No Southern-fried Southern boy wants to be called a Yankee, but we share the characteristics of shrewdness and thrift. Thus, each month we include a money-saving tip. It’s OK if you call me “cheap.”
This project might not be for everyone, but, if you’re tight like me (Alan, are you paying attention?), it will be right up your alley.
We live on the Mississippi Gulf Coast. For the purpose of this article, the key word is “Coast.” Think “flat.” When we get rain, there is nowhere for it to go, because we’re already near sea level.
As a result, we frequently experience flooding in the yard between my garage at work and the back door of the clinic, requiring me to wear knee-high rubber boots to navigate the trail. When I get inside, I have to take off my boots for work, so I can either carry my dress shoes, along with all of the other paraphernalia I tote in, or I can keep a pair of “emergency” shoes indoors.
For years, maybe decades, I’ve had a pair of black Reeboks under my desk for such emergencies. Because they don’t get used much, and I never wear them outside the clinic, they still look much like the day I bought them.
That is, they did, until one day I put them on and realized the sole of the right one had become unattached from the upper. I flopped around the hospital the rest of the day, vowing to figure out a way to save these otherwise perfectly good shoes.
Some dry-fitting allowed me to see where the spring clamps needed to be in order to put the flexible sole in perfect contact with the upper. Then, it was just a matter of wetting one side, applying Gorilla Glue to the other, and, voila!
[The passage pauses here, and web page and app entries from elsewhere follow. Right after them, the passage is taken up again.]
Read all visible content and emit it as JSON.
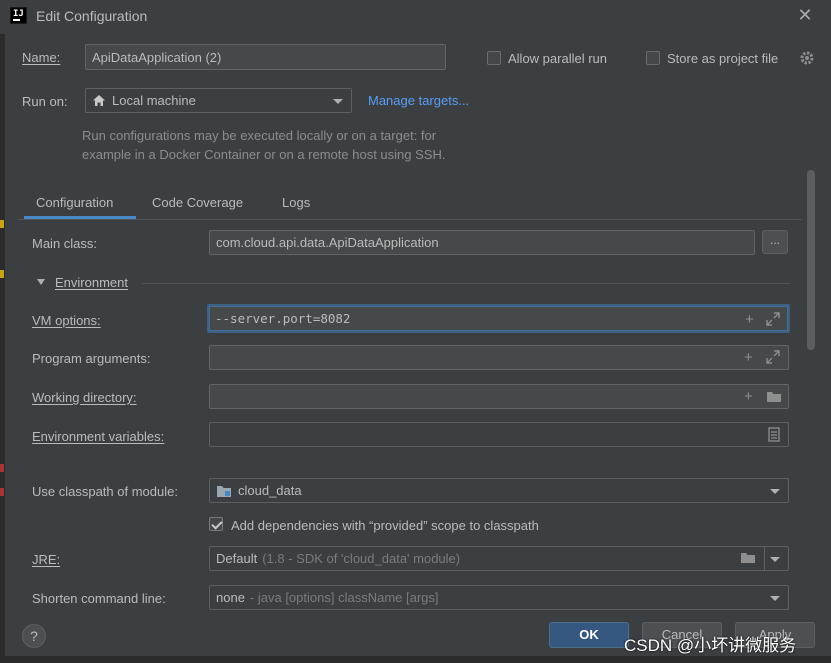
{
  "window": {
    "title": "Edit Configuration",
    "close_glyph": "✕"
  },
  "header": {
    "name_label": "Name:",
    "name_value": "ApiDataApplication (2)",
    "allow_parallel_label": "Allow parallel run",
    "allow_parallel_checked": false,
    "store_project_label": "Store as project file",
    "store_project_checked": false,
    "run_on_label": "Run on:",
    "run_on_value": "Local machine",
    "manage_targets": "Manage targets...",
    "hint_line1": "Run configurations may be executed locally or on a target: for",
    "hint_line2": "example in a Docker Container or on a remote host using SSH."
  },
  "tabs": [
    {
      "label": "Configuration",
      "active": true
    },
    {
      "label": "Code Coverage",
      "active": false
    },
    {
      "label": "Logs",
      "active": false
    }
  ],
  "form": {
    "main_class_label": "Main class:",
    "main_class_value": "com.cloud.api.data.ApiDataApplication",
    "browse_label": "...",
    "environment_section": "Environment",
    "vm_options_label": "VM options:",
    "vm_options_value": "--server.port=8082",
    "program_args_label": "Program arguments:",
    "program_args_value": "",
    "working_dir_label": "Working directory:",
    "working_dir_value": "",
    "env_vars_label": "Environment variables:",
    "env_vars_value": "",
    "classpath_label": "Use classpath of module:",
    "classpath_value": "cloud_data",
    "add_deps_label": "Add dependencies with “provided” scope to classpath",
    "add_deps_checked": true,
    "jre_label": "JRE:",
    "jre_value": "Default",
    "jre_detail": "(1.8 - SDK of 'cloud_data' module)",
    "shorten_label": "Shorten command line:",
    "shorten_value": "none",
    "shorten_detail": "- java [options] className [args]"
  },
  "footer": {
    "help": "?",
    "ok": "OK",
    "cancel": "Cancel",
    "apply": "Apply"
  },
  "watermark": "CSDN @小坏讲微服务",
  "colors": {
    "accent": "#4a88c7",
    "link": "#589df6",
    "background": "#3c3f41",
    "ok_button": "#365880"
  }
}
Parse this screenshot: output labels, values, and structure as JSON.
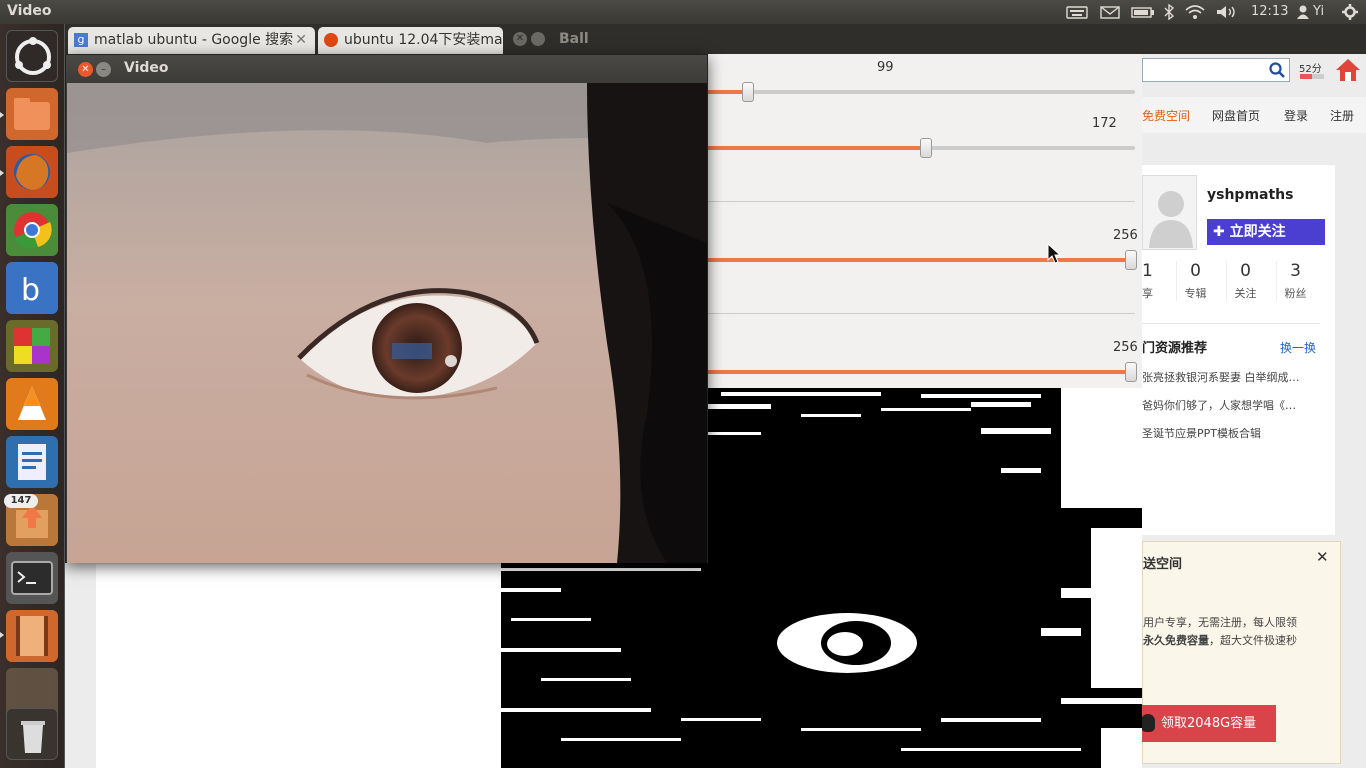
{
  "top_panel": {
    "title": "Video",
    "clock": "12:13",
    "user": "Yi"
  },
  "launcher": {
    "badge_count": "147"
  },
  "browser": {
    "tabs": [
      {
        "label": "matlab ubuntu - Google 搜索"
      },
      {
        "label": "ubuntu 12.04下安装matl"
      }
    ],
    "background_window_title": "Ball"
  },
  "trackbars": [
    {
      "value": "99",
      "fraction": 0.387
    },
    {
      "value": "172",
      "fraction": 0.672
    },
    {
      "value": "256",
      "fraction": 1.0
    },
    {
      "value": "256",
      "fraction": 1.0
    }
  ],
  "pan": {
    "score": "52分",
    "nav": [
      "免费空间",
      "网盘首页",
      "登录",
      "注册"
    ],
    "username": "yshpmaths",
    "follow_label": "立即关注",
    "stats": [
      {
        "value": "1",
        "label": "享"
      },
      {
        "value": "0",
        "label": "专辑"
      },
      {
        "value": "0",
        "label": "关注"
      },
      {
        "value": "3",
        "label": "粉丝"
      }
    ],
    "section_title": "门资源推荐",
    "refresh_label": "换一换",
    "links": [
      "张亮拯救银河系娶妻 白举纲成…",
      "爸妈你们够了，人家想学唱《…",
      "圣诞节应景PPT模板合辑"
    ],
    "popup": {
      "title": "送空间",
      "line1": "用户专享，无需注册，每人限领",
      "line2_bold": "永久免费容量",
      "line2_rest": "，超大文件极速秒",
      "button": "领取2048G容量"
    }
  },
  "video_window": {
    "title": "Video"
  },
  "colors": {
    "accent": "#f07746",
    "ubuntu_orange": "#dd4814",
    "follow": "#4a3fd0",
    "popup_button": "#d9434a"
  }
}
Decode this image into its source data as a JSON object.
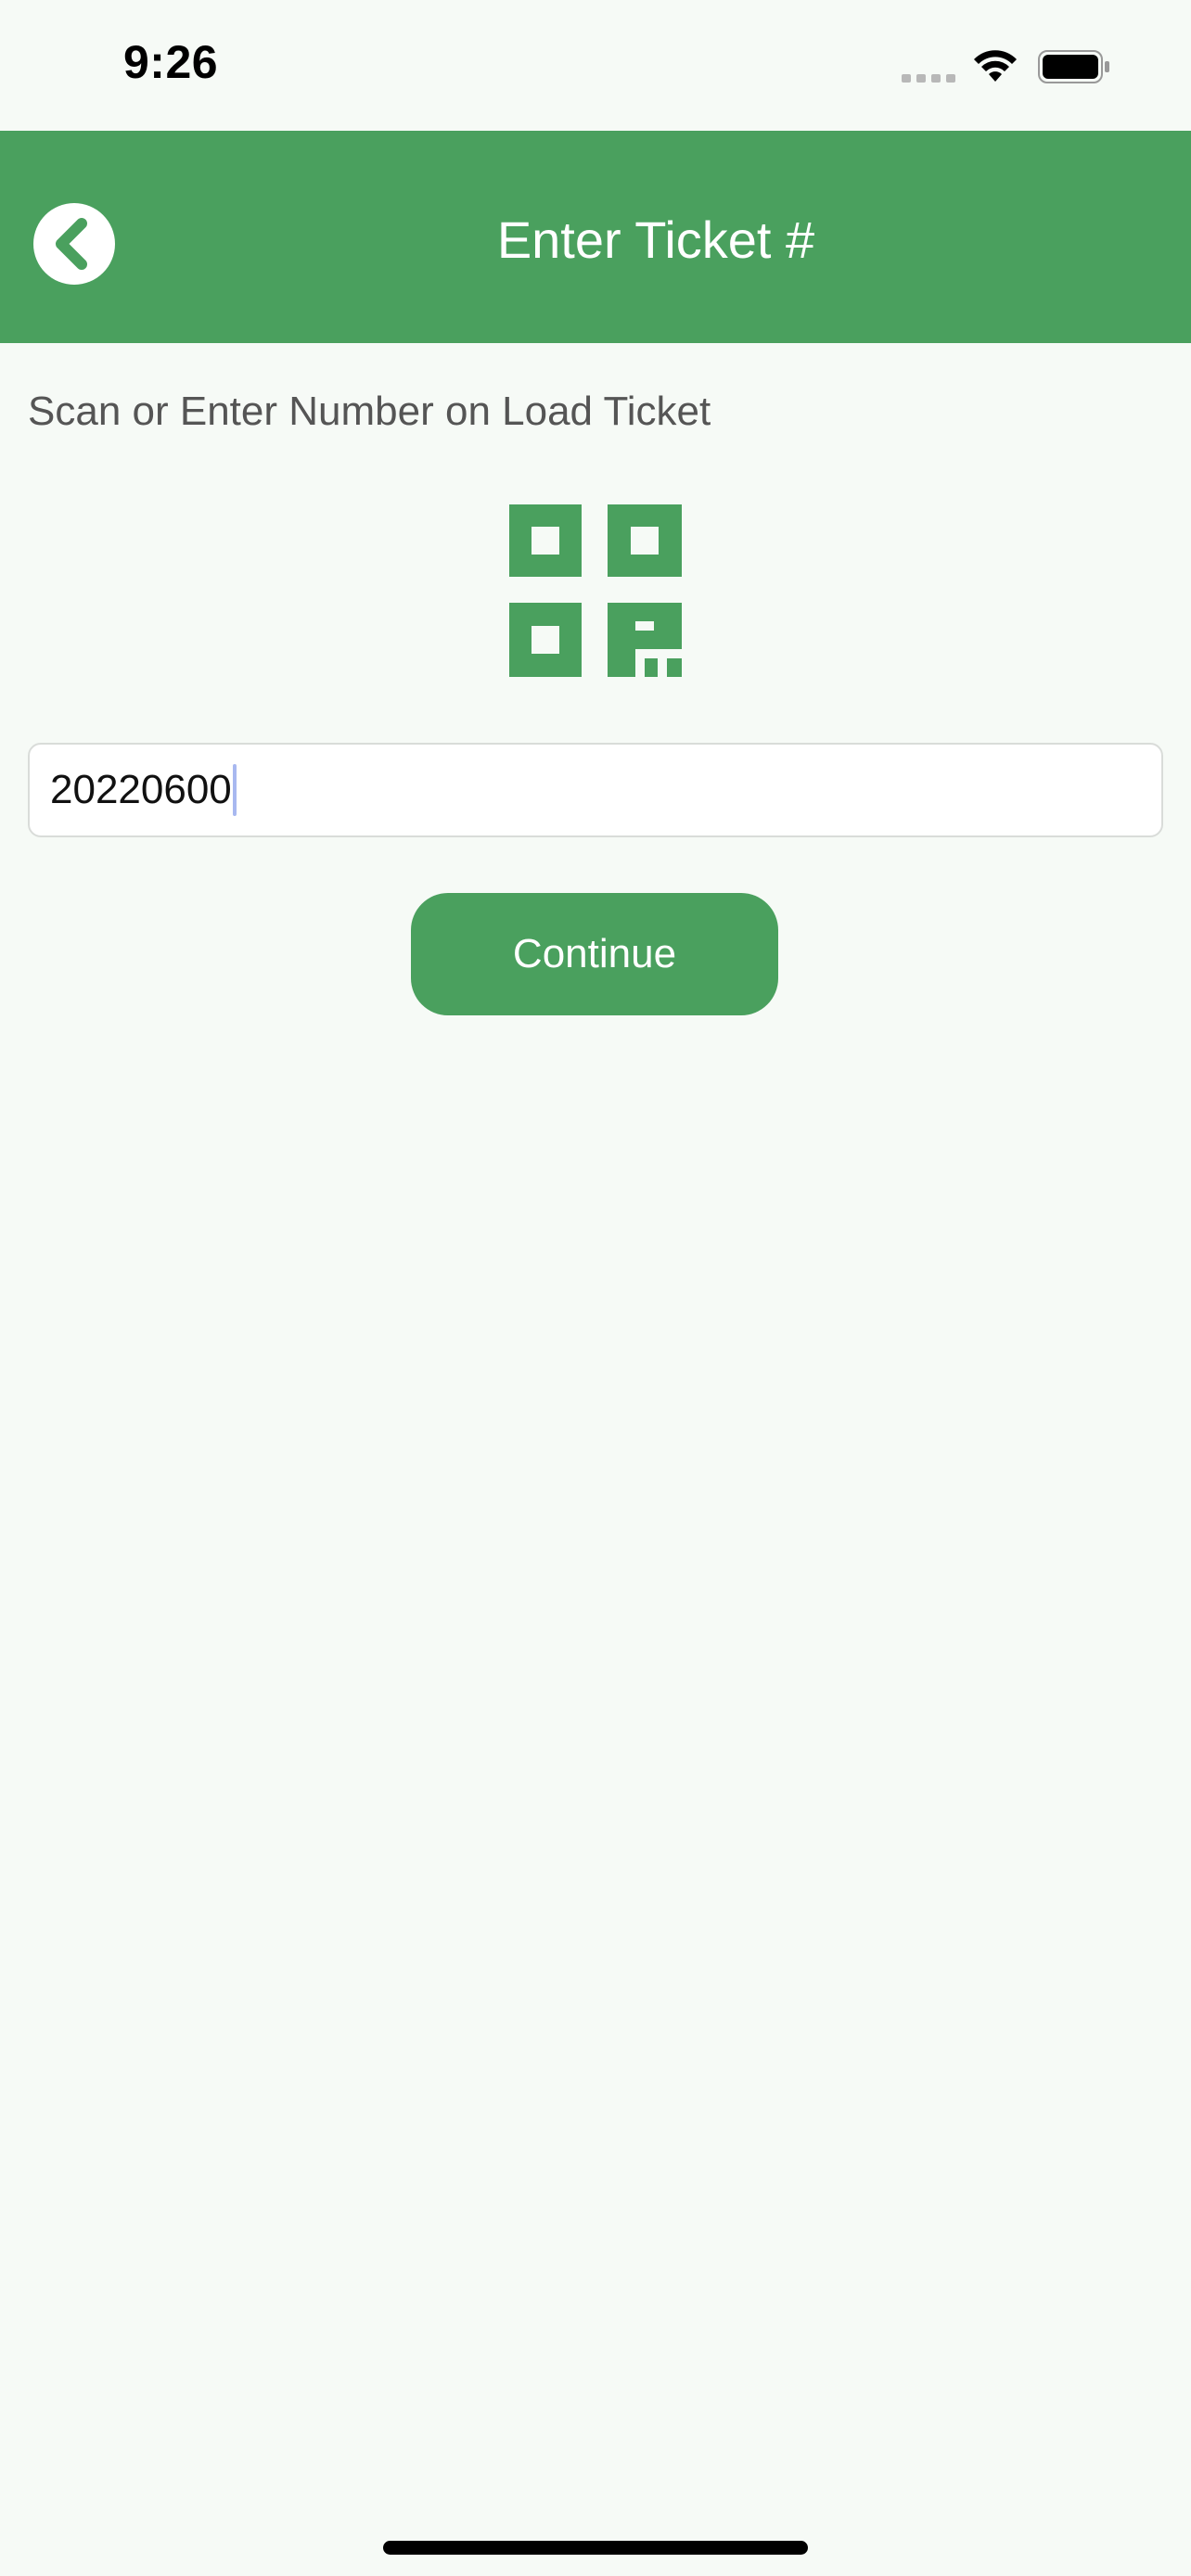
{
  "status_bar": {
    "time": "9:26"
  },
  "header": {
    "title": "Enter Ticket #",
    "background_color": "#4aa05e"
  },
  "content": {
    "instruction": "Scan or Enter Number on Load Ticket",
    "ticket_input": {
      "value": "20220600"
    },
    "continue_label": "Continue"
  },
  "icons": {
    "back": "chevron-left-icon",
    "scan": "qr-code-icon",
    "wifi": "wifi-icon",
    "battery": "battery-icon",
    "signal": "cellular-signal-icon"
  },
  "colors": {
    "accent": "#4aa05e",
    "background": "#f6faf6",
    "text_secondary": "#555555"
  }
}
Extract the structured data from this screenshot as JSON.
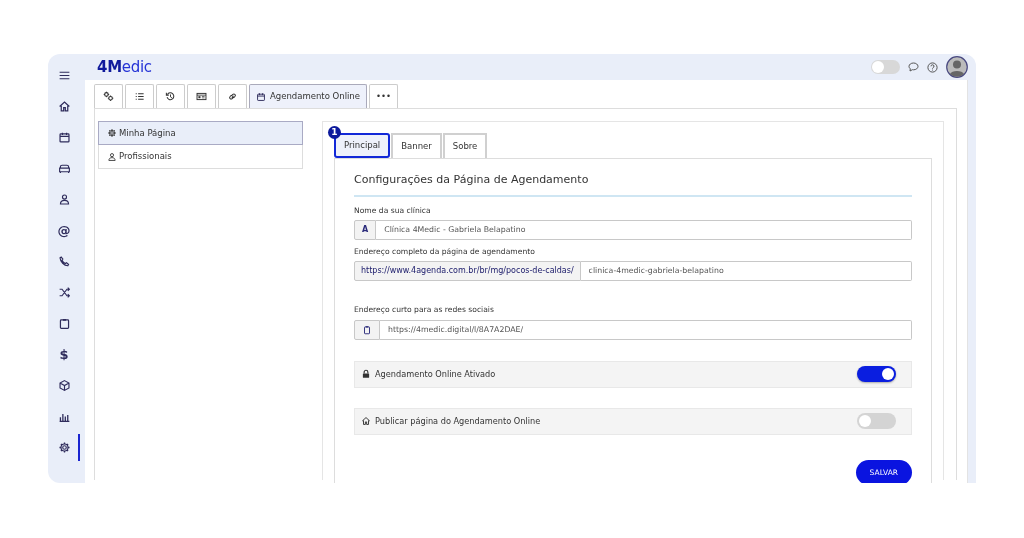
{
  "header": {
    "logo": "**4M**edic",
    "theme_toggle": {
      "on": false
    }
  },
  "sidebar": {
    "items": [
      {
        "kind": "home",
        "selected": false
      },
      {
        "kind": "calendar",
        "selected": false
      },
      {
        "kind": "sofa",
        "selected": false
      },
      {
        "kind": "person",
        "selected": false
      },
      {
        "kind": "glyph",
        "text": "@",
        "selected": false
      },
      {
        "kind": "phone",
        "selected": false
      },
      {
        "kind": "shuffle",
        "selected": false
      },
      {
        "kind": "clipboard",
        "selected": false
      },
      {
        "kind": "glyph",
        "text": "$",
        "selected": false
      },
      {
        "kind": "cube",
        "selected": false
      },
      {
        "kind": "chart",
        "selected": false
      },
      {
        "kind": "gear",
        "selected": true
      }
    ]
  },
  "tabs": [
    {
      "kind": "gears",
      "selected": false
    },
    {
      "kind": "list",
      "selected": false
    },
    {
      "kind": "history",
      "selected": false
    },
    {
      "kind": "idcard",
      "selected": false
    },
    {
      "kind": "link",
      "selected": false
    },
    {
      "kind": "calendar",
      "label": "Agendamento Online",
      "selected": true
    },
    {
      "kind": "text",
      "label": "•••",
      "selected": false
    }
  ],
  "menu": [
    {
      "kind": "gear",
      "label": "Minha Página",
      "selected": true
    },
    {
      "kind": "person",
      "label": "Profissionais",
      "selected": false
    }
  ],
  "subtabs": [
    {
      "label": "Principal",
      "selected": true,
      "step": "1"
    },
    {
      "label": "Banner",
      "selected": false
    },
    {
      "label": "Sobre",
      "selected": false
    }
  ],
  "form": {
    "title": "Configurações da Página de Agendamento",
    "fields": [
      {
        "kind": "icon",
        "label": "Nome da sua clínica",
        "addon": "A",
        "value": "Clínica 4Medic - Gabriela Belapatino"
      },
      {
        "kind": "prefix",
        "label": "Endereço completo da página de agendamento",
        "addon": "https://www.4agenda.com.br/br/mg/pocos-de-caldas/",
        "value": "clinica-4medic-gabriela-belapatino"
      },
      {
        "kind": "copy",
        "label": "Endereço curto para as redes sociais",
        "value": "https://4medic.digital/l/8A7A2DAE/"
      }
    ],
    "switches": [
      {
        "kind": "lock",
        "label": "Agendamento Online Ativado",
        "on": true
      },
      {
        "kind": "home",
        "label": "Publicar página do Agendamento Online",
        "on": false
      }
    ],
    "save": "SALVAR"
  }
}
Well, it was voila! for a while. A few weeks later, the back half of the sole came loose. The challenges were different here. In the front, clamp position is easy and the sole is thin and flexible. In the back, the upper and the sole both become thicker and less flexible. Some edges simply were not going to lie down where they belonged.
Enter screw gun and drywall screws. That thick, thick upper allowed the screws deep purchase and made perfect positioning of the sole possible.
Jim Randolph is a veterinarian in Long Beach, Mississippi. His earlier careers as lawn mower, dairy farmer, automobile mechanic, microwave communications electronics instructor and journeyman carpenter all influence his approach to woodworking. His favorite projects are furniture built for his wife, Brenda, and for their children and grandchildren. His and Brenda’s home, nicknamed Sticks-In-The-Mud, is built on pilings (sticks) near the wetlands (mud) on a bayou off Jourdan River. His shop is in the lower level of their home.Questions and comments on woodworking may be written below in the comments section. Questions about pet care should be directed to his blog on pet care, www.MyPetsDoctor.com. We regret that, because of high volume, not all inquiries can be answered personally.